WORK INSTRUCTIONS
Go through the data and copy each line that holds "label".

EXTRACTED ENTRIES
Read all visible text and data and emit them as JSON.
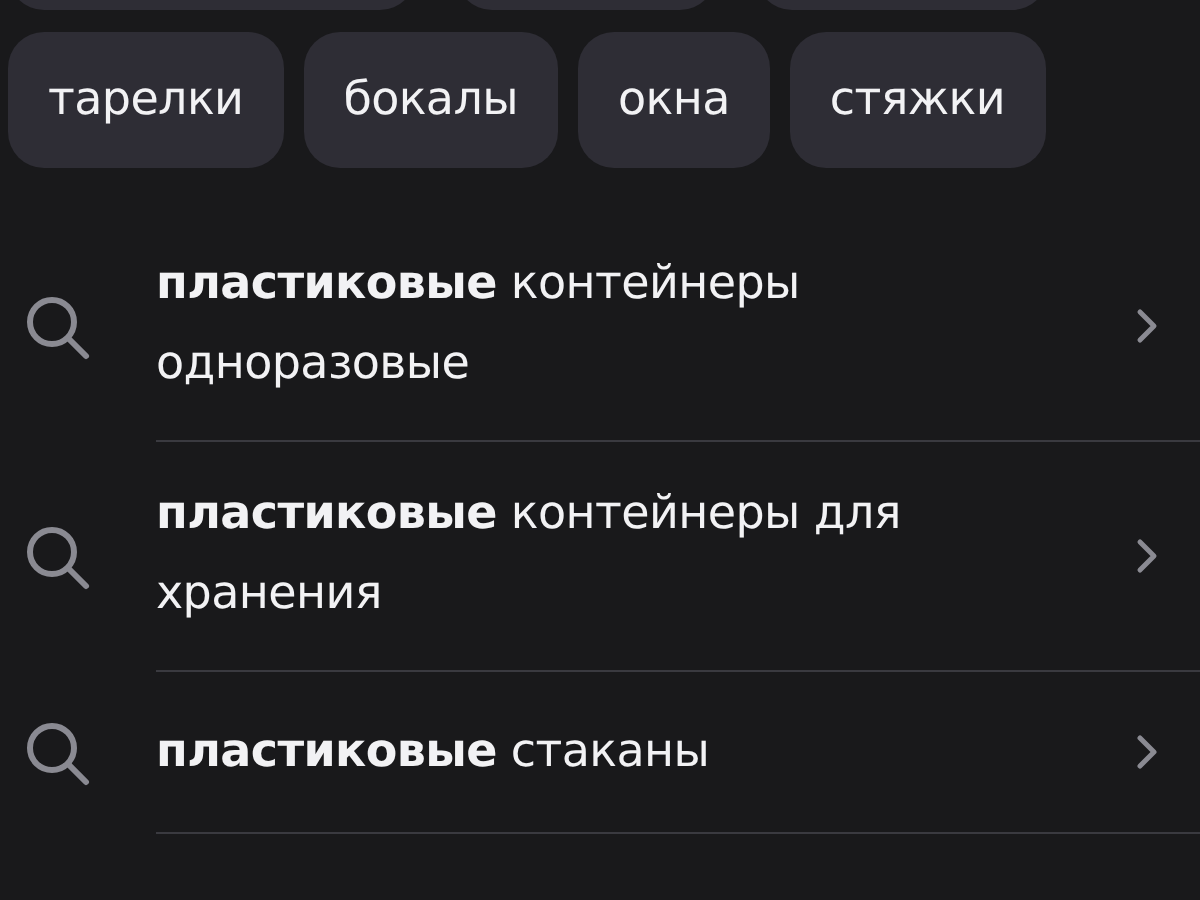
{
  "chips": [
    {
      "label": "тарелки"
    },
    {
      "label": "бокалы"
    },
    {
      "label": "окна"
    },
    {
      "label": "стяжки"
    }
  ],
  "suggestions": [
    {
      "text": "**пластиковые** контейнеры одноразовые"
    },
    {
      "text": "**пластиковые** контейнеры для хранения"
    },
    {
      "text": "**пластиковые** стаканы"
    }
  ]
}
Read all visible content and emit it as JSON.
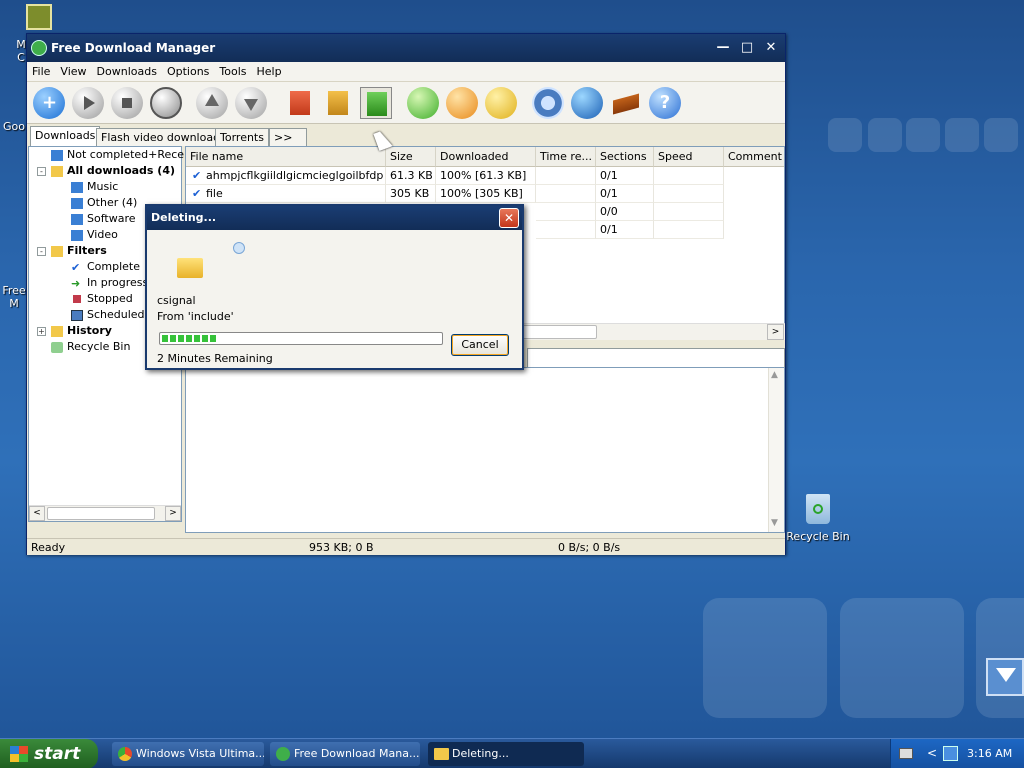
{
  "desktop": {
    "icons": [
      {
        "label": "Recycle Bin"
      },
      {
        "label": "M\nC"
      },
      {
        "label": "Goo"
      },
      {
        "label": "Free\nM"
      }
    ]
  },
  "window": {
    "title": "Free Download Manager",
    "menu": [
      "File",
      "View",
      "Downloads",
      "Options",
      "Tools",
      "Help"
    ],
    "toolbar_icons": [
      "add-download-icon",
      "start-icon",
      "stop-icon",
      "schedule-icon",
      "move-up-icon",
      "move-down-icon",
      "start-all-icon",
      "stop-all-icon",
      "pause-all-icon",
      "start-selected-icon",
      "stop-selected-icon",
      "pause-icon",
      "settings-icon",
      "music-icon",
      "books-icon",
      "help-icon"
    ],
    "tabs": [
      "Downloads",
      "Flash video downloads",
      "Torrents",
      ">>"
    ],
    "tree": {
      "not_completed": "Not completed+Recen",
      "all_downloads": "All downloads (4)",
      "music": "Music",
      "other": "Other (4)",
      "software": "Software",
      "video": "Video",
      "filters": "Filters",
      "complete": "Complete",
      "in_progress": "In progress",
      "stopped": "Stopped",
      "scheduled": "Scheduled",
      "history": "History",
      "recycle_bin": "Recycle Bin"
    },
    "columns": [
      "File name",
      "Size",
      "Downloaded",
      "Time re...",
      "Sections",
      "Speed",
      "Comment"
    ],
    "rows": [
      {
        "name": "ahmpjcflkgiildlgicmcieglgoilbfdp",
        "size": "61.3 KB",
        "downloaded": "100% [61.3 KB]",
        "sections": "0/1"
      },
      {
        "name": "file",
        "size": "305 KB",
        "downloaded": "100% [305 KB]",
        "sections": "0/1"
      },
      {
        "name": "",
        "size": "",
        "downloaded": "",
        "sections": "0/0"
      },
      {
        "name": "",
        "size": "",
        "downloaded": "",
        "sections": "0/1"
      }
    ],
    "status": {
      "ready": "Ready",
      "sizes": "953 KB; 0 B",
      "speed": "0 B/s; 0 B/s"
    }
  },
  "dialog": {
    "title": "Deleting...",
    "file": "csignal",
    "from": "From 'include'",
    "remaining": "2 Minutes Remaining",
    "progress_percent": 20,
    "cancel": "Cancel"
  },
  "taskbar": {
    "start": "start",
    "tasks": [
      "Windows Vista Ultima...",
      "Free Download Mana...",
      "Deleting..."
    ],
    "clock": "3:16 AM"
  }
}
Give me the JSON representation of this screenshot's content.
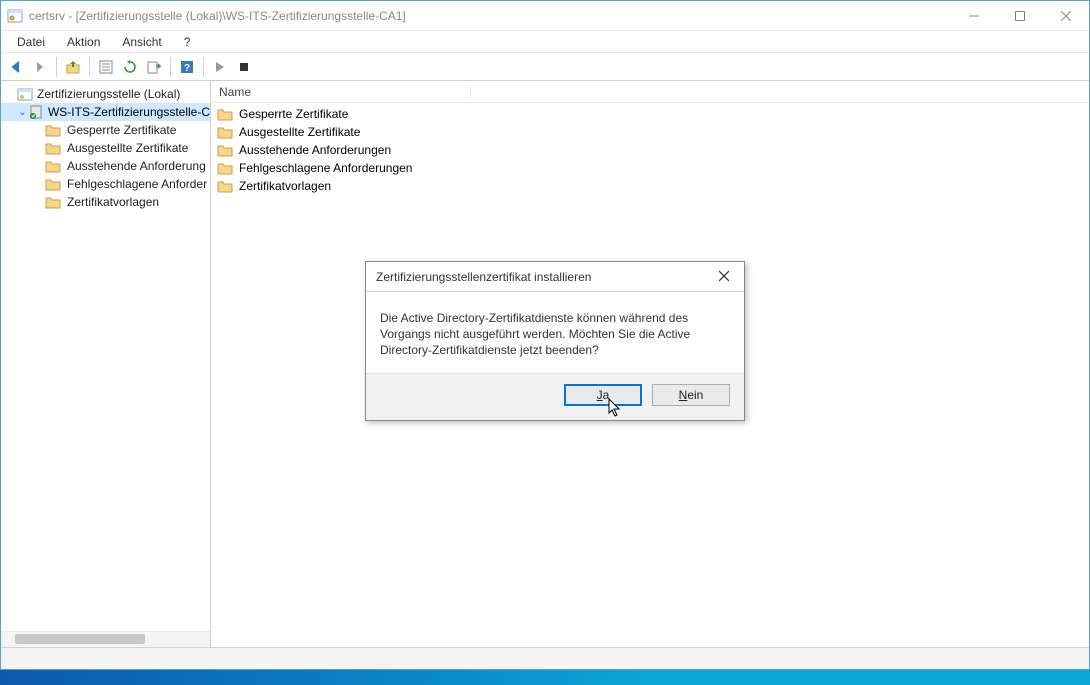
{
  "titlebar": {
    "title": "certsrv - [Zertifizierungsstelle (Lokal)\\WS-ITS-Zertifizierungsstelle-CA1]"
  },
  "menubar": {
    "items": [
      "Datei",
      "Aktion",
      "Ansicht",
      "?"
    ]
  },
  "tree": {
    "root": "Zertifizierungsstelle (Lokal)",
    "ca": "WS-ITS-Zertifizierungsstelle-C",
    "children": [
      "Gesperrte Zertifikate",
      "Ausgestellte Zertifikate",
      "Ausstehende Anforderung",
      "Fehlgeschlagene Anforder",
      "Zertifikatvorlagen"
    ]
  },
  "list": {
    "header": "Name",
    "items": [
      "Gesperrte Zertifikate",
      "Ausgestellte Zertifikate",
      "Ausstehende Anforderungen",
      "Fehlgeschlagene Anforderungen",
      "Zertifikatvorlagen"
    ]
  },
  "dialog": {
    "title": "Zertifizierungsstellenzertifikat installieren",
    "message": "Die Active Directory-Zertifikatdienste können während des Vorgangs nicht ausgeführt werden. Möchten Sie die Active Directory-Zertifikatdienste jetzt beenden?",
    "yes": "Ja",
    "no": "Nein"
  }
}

SOLUTION TO THIS EXERCISE
      "label": "тарелки"
      "label": "бокалы"
      "label": "окна"
      "label": "стяжки"
        "label": "Recycle Bin"
        "label": "M\nC"
        "label": "Goo"
        "label": "Free\nM"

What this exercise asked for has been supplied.